A few weeks ago I heard about a competition to design the cover for the 100th issue of 'Stylist' magazine. Owls owls - was of course my intial thought. It was required to have a celebratory theme & have '100' written somewhere on it. The two 0's to me screemed OWL EYES &  I wanted to keep it simple & colourful. 

I sent my design with the application form & in the section 'Please write a few words on what inspired your cover' I wrote: 
What a hoot! I love colour, I love owls, I love celebrations! Bright, colourful & fun. I draw owls a lot - I find it very soothing. If I'm stressed I draw & colour owls. Thank you oh wise & wonderful owls.
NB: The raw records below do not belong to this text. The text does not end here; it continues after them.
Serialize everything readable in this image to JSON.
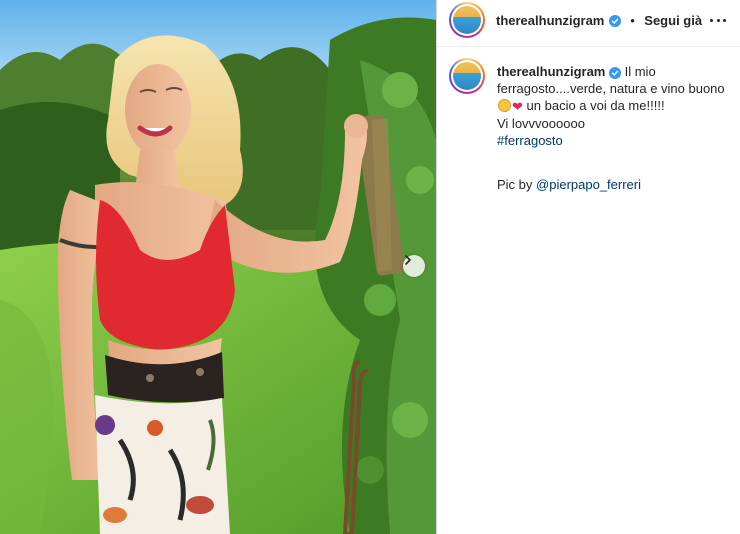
{
  "post": {
    "username": "therealhunzigram",
    "follow_label": "Segui già",
    "separator": "•",
    "caption": {
      "username": "therealhunzigram",
      "line1": "Il mio ferragosto....verde, natura e vino buono",
      "line2": "un bacio a voi da me!!!!!",
      "line3": "Vi lovvvoooooo",
      "hashtag": "#ferragosto",
      "credit_prefix": "Pic by",
      "credit_mention": "@pierpapo_ferreri"
    },
    "icons": {
      "avatar": "avatar",
      "verified": "verified-badge-icon",
      "more": "more-options-icon",
      "next": "chevron-right-icon",
      "emoji1": "grinning-face-emoji",
      "emoji2": "red-heart-emoji"
    }
  },
  "colors": {
    "verified": "#3897f0",
    "link": "#00376b",
    "text": "#262626"
  }
}
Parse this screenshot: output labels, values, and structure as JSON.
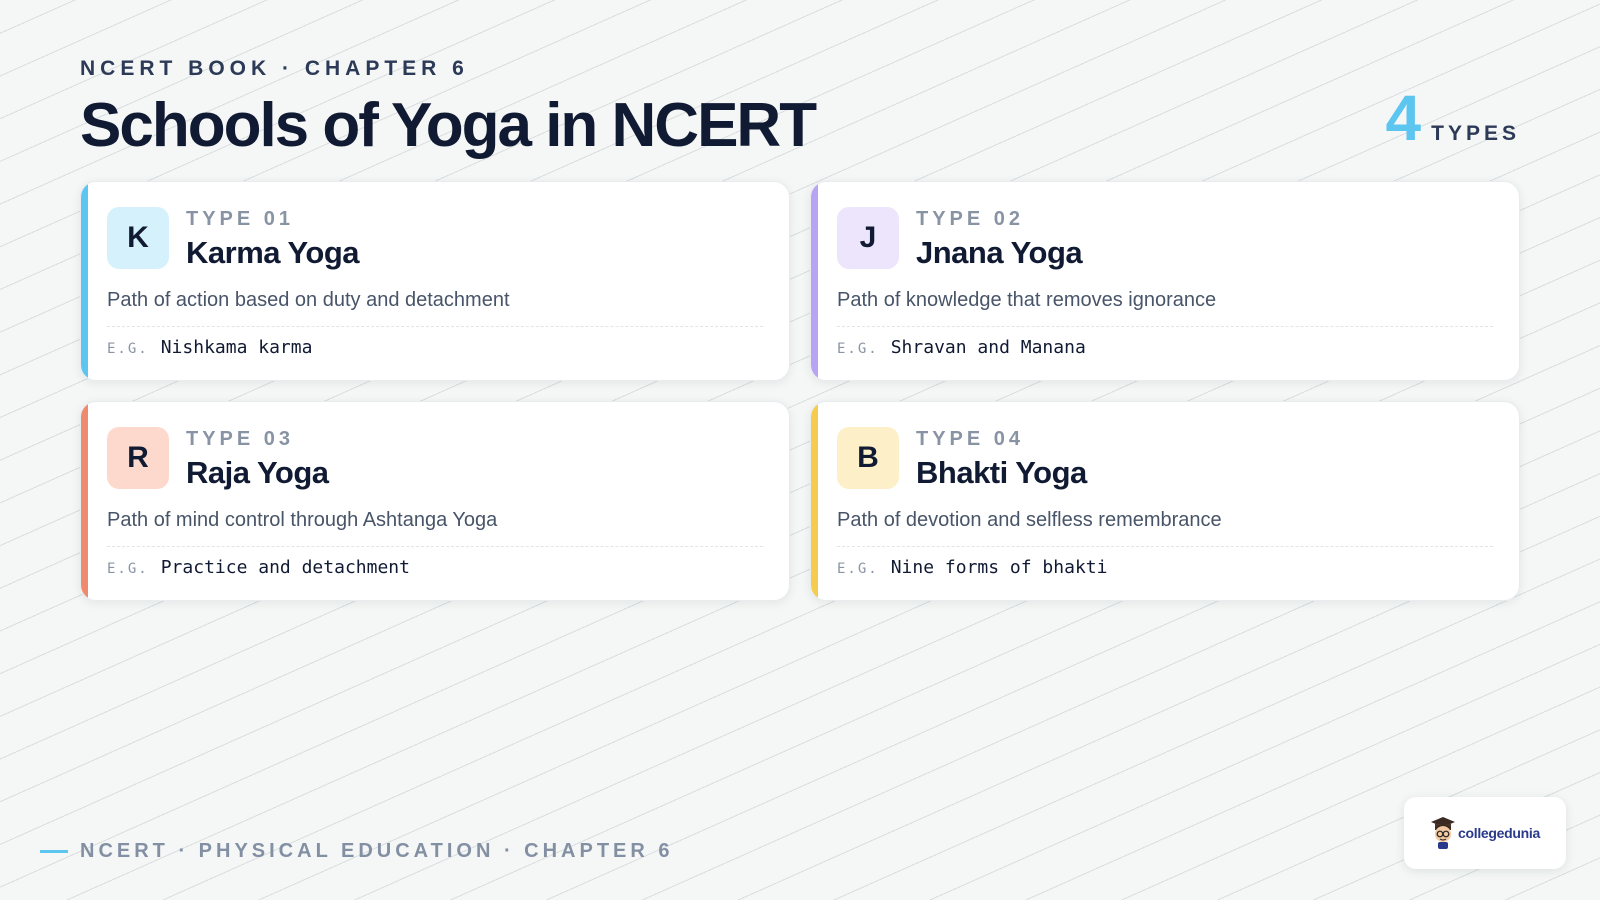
{
  "header": {
    "eyebrow": "NCERT BOOK · CHAPTER 6",
    "title": "Schools of Yoga in NCERT",
    "count": "4",
    "count_label": "TYPES"
  },
  "colors": {
    "accent_blue": "#5cc6f1",
    "accent_purple": "#b7a4f2",
    "accent_orange": "#f08a6e",
    "accent_yellow": "#f5cc4e"
  },
  "cards": [
    {
      "letter": "K",
      "type_label": "TYPE 01",
      "title": "Karma Yoga",
      "description": "Path of action based on duty and detachment",
      "eg_label": "E.G.",
      "example": "Nishkama karma",
      "accent": "#5cc6f1",
      "badge_bg": "#d5f1fc"
    },
    {
      "letter": "J",
      "type_label": "TYPE 02",
      "title": "Jnana Yoga",
      "description": "Path of knowledge that removes ignorance",
      "eg_label": "E.G.",
      "example": "Shravan and Manana",
      "accent": "#b7a4f2",
      "badge_bg": "#ece5fc"
    },
    {
      "letter": "R",
      "type_label": "TYPE 03",
      "title": "Raja Yoga",
      "description": "Path of mind control through Ashtanga Yoga",
      "eg_label": "E.G.",
      "example": "Practice and detachment",
      "accent": "#f08a6e",
      "badge_bg": "#fdd9cd"
    },
    {
      "letter": "B",
      "type_label": "TYPE 04",
      "title": "Bhakti Yoga",
      "description": "Path of devotion and selfless remembrance",
      "eg_label": "E.G.",
      "example": "Nine forms of bhakti",
      "accent": "#f5cc4e",
      "badge_bg": "#fdf0c8"
    }
  ],
  "footer": {
    "text": "NCERT · PHYSICAL EDUCATION · CHAPTER 6"
  },
  "logo": {
    "text": "collegedunia",
    "icon": "mascot-icon"
  }
}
I hope others will also be inspired by my calming, colourful owl & his little mouse chum (with cheese).
Ok so I didn't win the competition...but am still waiting for the men in white jackets to come & take me away! 

(This scan of the cover hasn't come out that well - in reality it's much more colourful! Pink backgroud etc.)
A little mono print my friend Olivia did of me at art school.

Bella Owl.

La La La.

Wednesday, 7 December 2011

Idle? Ideal.

There's a magazine dedicated to the ethos of being idle called 'The Idler' which campaigns against the work ethic & promotes liberty, autonomy & responsibility...sound ideal? Anyone else singing 'The Importance of Being Idle' by Oasis right now? I certainly am.
I found out about this idle business when I came across an events programme for 'The Idler Academy' which has recently opened on Westborne Park Rd. Such fun quirky things going on there - evening talks, sewing mornings, ukulele lessons...I actually decided a while ago that I wanted to learn the ukulele. I've never been musical - tried leaning the piano at prep school but my teacher was strange & he sniffed a lot so I gave up. It was very shorted lived - probably just as long as he had a cold. I say this in retrospect, now that I've realised that the sniff may not have been a permanent characteristic of this chap, but I didn't stick around long enough to know. My recent decision to learn the ukulele was based on my idea that it would be realitively easy as it's small. 'Half the size of a guitar = half the difficulty of a guitar' was my rationing. Unfortantely, after a lesson with a musical friend of mine I realised this was certainly not the case. He spent a good half hour teaching me to strum which was quite frankly beyond me. Once again, my attempt at a musical career was somewhat short lived.

So ukulele lessons at the Idler Academy? Maybe not. But a talk about hedgehogs? Yes please. Apparently there was also a talk about Sloths a while ago which I sadly missed. A whole hours talk dedicated to wonderful does that sound? It would also have been rather interesting because I honestly cannot think of anything else they do other than be lazy. Maybe the talk was tips on how to be a lazy sloth? Because we all need more help with that, right?!

No sloths, no hedgehogs, but books! I went to an evening talk & class called 'How to Make a Book' which was just fab. It was run by a man called John-Paul Flintoff, a proper English eccentric who just bloody loves books. I don't think I've ever met someone who has such a passion for them...Of course I know real bookworms - those wonderfully bookish, library loving, nerdy types, but this chap's love of books is different. He simply loves making them - from what I gather - out of anything & everything. The talk began with him waxing lyrical about all the ways books can be created & the types that can be created..books with hidden pages, books that fold into different shapes, never ending books, small books, large books...papers, colours, shapes, sizes, books, books, books. The evening then turned practical - glue, scissors, paper, material, thread, needles, all flying around as we learnt to create signatures & bind them together. It was such a jolly event & the other people were equally as jolly & indeed rather eccentric. One woman in particular had to shield her eyes when the buttons were brought out. She has a phobia of buttons. I found this a bit odd, but then remember that I've got a phobia of toothbrushes & I guess an irrational fear of buttons & toothbrushes are roughly on the same par...

 My owl-y creation!

Here's another example of a bit of my collaging..lots of owls, of course. My favourite is the picture of Adam & Eve with the quote 'Honesty, there IS no one else'. Amazing.